(Dataset items)
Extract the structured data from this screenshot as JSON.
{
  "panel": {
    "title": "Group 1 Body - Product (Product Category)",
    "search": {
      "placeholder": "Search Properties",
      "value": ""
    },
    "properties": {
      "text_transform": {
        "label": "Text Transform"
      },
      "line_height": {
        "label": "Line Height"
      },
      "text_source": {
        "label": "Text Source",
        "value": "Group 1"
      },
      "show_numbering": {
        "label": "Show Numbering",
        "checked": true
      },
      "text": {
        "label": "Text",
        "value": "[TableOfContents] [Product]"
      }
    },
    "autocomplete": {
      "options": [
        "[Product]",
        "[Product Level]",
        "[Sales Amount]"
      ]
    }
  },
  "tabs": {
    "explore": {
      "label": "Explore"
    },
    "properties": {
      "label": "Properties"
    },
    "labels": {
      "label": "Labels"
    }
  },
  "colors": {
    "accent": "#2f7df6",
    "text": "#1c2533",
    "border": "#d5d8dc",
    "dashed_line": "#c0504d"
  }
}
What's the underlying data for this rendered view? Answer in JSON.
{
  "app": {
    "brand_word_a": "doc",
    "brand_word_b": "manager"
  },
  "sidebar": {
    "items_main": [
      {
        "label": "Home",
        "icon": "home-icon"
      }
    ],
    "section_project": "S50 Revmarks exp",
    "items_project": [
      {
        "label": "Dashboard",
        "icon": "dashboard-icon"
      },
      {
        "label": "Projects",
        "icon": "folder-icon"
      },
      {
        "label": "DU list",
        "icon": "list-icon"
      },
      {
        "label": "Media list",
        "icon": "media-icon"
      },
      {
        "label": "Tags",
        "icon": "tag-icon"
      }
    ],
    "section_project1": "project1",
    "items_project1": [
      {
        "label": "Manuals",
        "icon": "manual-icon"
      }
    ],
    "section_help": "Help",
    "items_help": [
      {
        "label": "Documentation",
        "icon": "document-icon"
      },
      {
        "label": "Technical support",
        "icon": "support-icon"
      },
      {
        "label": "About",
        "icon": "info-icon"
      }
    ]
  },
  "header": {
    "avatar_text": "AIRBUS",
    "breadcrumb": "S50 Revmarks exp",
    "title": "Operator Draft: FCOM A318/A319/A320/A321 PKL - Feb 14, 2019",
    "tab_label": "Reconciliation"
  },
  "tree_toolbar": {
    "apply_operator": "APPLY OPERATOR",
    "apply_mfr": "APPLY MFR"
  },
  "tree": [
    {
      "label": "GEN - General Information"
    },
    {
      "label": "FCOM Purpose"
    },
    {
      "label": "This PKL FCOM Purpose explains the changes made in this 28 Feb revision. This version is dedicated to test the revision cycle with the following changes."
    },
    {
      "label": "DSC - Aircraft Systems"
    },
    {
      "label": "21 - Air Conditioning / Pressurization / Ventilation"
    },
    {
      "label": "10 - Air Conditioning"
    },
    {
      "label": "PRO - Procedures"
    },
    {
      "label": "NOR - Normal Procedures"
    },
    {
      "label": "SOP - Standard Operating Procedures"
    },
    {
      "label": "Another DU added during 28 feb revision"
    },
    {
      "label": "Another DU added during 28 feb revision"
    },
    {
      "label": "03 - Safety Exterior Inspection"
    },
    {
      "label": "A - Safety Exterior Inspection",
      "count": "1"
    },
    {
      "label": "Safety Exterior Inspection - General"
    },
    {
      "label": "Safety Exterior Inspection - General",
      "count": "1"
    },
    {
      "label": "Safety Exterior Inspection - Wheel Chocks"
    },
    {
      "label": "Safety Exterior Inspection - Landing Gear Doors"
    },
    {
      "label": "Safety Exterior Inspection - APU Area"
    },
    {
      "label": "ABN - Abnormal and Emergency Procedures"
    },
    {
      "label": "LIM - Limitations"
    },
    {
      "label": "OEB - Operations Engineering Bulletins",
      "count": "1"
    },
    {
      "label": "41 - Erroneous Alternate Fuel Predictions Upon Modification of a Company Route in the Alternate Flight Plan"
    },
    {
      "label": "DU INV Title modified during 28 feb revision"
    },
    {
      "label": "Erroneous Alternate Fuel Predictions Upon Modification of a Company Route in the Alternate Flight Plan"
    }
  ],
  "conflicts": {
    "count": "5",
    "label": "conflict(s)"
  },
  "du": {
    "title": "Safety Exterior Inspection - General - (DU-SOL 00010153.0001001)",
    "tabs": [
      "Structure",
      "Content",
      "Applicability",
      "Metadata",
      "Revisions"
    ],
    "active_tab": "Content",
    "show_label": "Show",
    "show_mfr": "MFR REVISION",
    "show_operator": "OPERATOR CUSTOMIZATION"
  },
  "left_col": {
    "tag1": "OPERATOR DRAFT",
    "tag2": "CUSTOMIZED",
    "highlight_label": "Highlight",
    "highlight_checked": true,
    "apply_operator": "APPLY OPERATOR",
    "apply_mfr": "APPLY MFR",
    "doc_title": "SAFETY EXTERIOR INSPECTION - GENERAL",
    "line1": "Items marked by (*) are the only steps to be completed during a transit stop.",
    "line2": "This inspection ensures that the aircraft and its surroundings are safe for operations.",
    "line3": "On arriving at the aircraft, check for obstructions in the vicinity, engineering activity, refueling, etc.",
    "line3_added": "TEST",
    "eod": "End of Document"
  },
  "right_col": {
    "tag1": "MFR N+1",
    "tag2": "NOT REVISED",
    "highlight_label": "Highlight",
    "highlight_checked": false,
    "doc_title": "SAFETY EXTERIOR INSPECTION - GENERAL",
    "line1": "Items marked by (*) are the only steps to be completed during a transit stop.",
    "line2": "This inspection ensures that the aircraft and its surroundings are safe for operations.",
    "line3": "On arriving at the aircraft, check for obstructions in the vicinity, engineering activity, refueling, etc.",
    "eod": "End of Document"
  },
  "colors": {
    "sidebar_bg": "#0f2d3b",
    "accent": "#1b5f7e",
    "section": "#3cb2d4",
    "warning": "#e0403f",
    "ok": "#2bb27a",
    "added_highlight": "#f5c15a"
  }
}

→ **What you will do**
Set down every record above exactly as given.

→ **Written answer**
Extract the structured data from this screenshot as JSON.
{
  "panel": {
    "title": "Group 1 Body - Product (Product Category)",
    "search": {
      "placeholder": "Search Properties",
      "value": ""
    },
    "properties": {
      "text_transform": {
        "label": "Text Transform"
      },
      "line_height": {
        "label": "Line Height"
      },
      "text_source": {
        "label": "Text Source",
        "value": "Group 1"
      },
      "show_numbering": {
        "label": "Show Numbering",
        "checked": true
      },
      "text": {
        "label": "Text",
        "value": "[TableOfContents] [Product]"
      }
    },
    "autocomplete": {
      "options": [
        "[Product]",
        "[Product Level]",
        "[Sales Amount]"
      ]
    }
  },
  "tabs": {
    "explore": {
      "label": "Explore"
    },
    "properties": {
      "label": "Properties"
    },
    "labels": {
      "label": "Labels"
    }
  },
  "colors": {
    "accent": "#2f7df6",
    "text": "#1c2533",
    "border": "#d5d8dc",
    "dashed_line": "#c0504d"
  }
}
What's the underlying data for this rendered view? Answer in JSON.
{
  "app": {
    "brand_word_a": "doc",
    "brand_word_b": "manager"
  },
  "sidebar": {
    "items_main": [
      {
        "label": "Home",
        "icon": "home-icon"
      }
    ],
    "section_project": "S50 Revmarks exp",
    "items_project": [
      {
        "label": "Dashboard",
        "icon": "dashboard-icon"
      },
      {
        "label": "Projects",
        "icon": "folder-icon"
      },
      {
        "label": "DU list",
        "icon": "list-icon"
      },
      {
        "label": "Media list",
        "icon": "media-icon"
      },
      {
        "label": "Tags",
        "icon": "tag-icon"
      }
    ],
    "section_project1": "project1",
    "items_project1": [
      {
        "label": "Manuals",
        "icon": "manual-icon"
      }
    ],
    "section_help": "Help",
    "items_help": [
      {
        "label": "Documentation",
        "icon": "document-icon"
      },
      {
        "label": "Technical support",
        "icon": "support-icon"
      },
      {
        "label": "About",
        "icon": "info-icon"
      }
    ]
  },
  "header": {
    "avatar_text": "AIRBUS",
    "breadcrumb": "S50 Revmarks exp",
    "title": "Operator Draft: FCOM A318/A319/A320/A321 PKL - Feb 14, 2019",
    "tab_label": "Reconciliation"
  },
  "tree_toolbar": {
    "apply_operator": "APPLY OPERATOR",
    "apply_mfr": "APPLY MFR"
  },
  "tree": [
    {
      "label": "GEN - General Information"
    },
    {
      "label": "FCOM Purpose"
    },
    {
      "label": "This PKL FCOM Purpose explains the changes made in this 28 Feb revision. This version is dedicated to test the revision cycle with the following changes."
    },
    {
      "label": "DSC - Aircraft Systems"
    },
    {
      "label": "21 - Air Conditioning / Pressurization / Ventilation"
    },
    {
      "label": "10 - Air Conditioning"
    },
    {
      "label": "PRO - Procedures"
    },
    {
      "label": "NOR - Normal Procedures"
    },
    {
      "label": "SOP - Standard Operating Procedures"
    },
    {
      "label": "Another DU added during 28 feb revision"
    },
    {
      "label": "Another DU added during 28 feb revision"
    },
    {
      "label": "03 - Safety Exterior Inspection"
    },
    {
      "label": "A - Safety Exterior Inspection",
      "count": "1"
    },
    {
      "label": "Safety Exterior Inspection - General"
    },
    {
      "label": "Safety Exterior Inspection - General",
      "count": "1"
    },
    {
      "label": "Safety Exterior Inspection - Wheel Chocks"
    },
    {
      "label": "Safety Exterior Inspection - Landing Gear Doors"
    },
    {
      "label": "Safety Exterior Inspection - APU Area"
    },
    {
      "label": "ABN - Abnormal and Emergency Procedures"
    },
    {
      "label": "LIM - Limitations"
    },
    {
      "label": "OEB - Operations Engineering Bulletins",
      "count": "1"
    },
    {
      "label": "41 - Erroneous Alternate Fuel Predictions Upon Modification of a Company Route in the Alternate Flight Plan"
    },
    {
      "label": "DU INV Title modified during 28 feb revision"
    },
    {
      "label": "Erroneous Alternate Fuel Predictions Upon Modification of a Company Route in the Alternate Flight Plan"
    }
  ],
  "conflicts": {
    "count": "5",
    "label": "conflict(s)"
  },
  "du": {
    "title": "Safety Exterior Inspection - General - (DU-SOL 00010153.0001001)",
    "tabs": [
      "Structure",
      "Content",
      "Applicability",
      "Metadata",
      "Revisions"
    ],
    "active_tab": "Content",
    "show_label": "Show",
    "show_mfr": "MFR REVISION",
    "show_operator": "OPERATOR CUSTOMIZATION"
  },
  "left_col": {
    "tag1": "OPERATOR DRAFT",
    "tag2": "CUSTOMIZED",
    "highlight_label": "Highlight",
    "highlight_checked": true,
    "apply_operator": "APPLY OPERATOR",
    "apply_mfr": "APPLY MFR",
    "doc_title": "SAFETY EXTERIOR INSPECTION - GENERAL",
    "line1": "Items marked by (*) are the only steps to be completed during a transit stop.",
    "line2": "This inspection ensures that the aircraft and its surroundings are safe for operations.",
    "line3": "On arriving at the aircraft, check for obstructions in the vicinity, engineering activity, refueling, etc.",
    "line3_added": "TEST",
    "eod": "End of Document"
  },
  "right_col": {
    "tag1": "MFR N+1",
    "tag2": "NOT REVISED",
    "highlight_label": "Highlight",
    "highlight_checked": false,
    "doc_title": "SAFETY EXTERIOR INSPECTION - GENERAL",
    "line1": "Items marked by (*) are the only steps to be completed during a transit stop.",
    "line2": "This inspection ensures that the aircraft and its surroundings are safe for operations.",
    "line3": "On arriving at the aircraft, check for obstructions in the vicinity, engineering activity, refueling, etc.",
    "eod": "End of Document"
  },
  "colors": {
    "sidebar_bg": "#0f2d3b",
    "accent": "#1b5f7e",
    "section": "#3cb2d4",
    "warning": "#e0403f",
    "ok": "#2bb27a",
    "added_highlight": "#f5c15a"
  }
}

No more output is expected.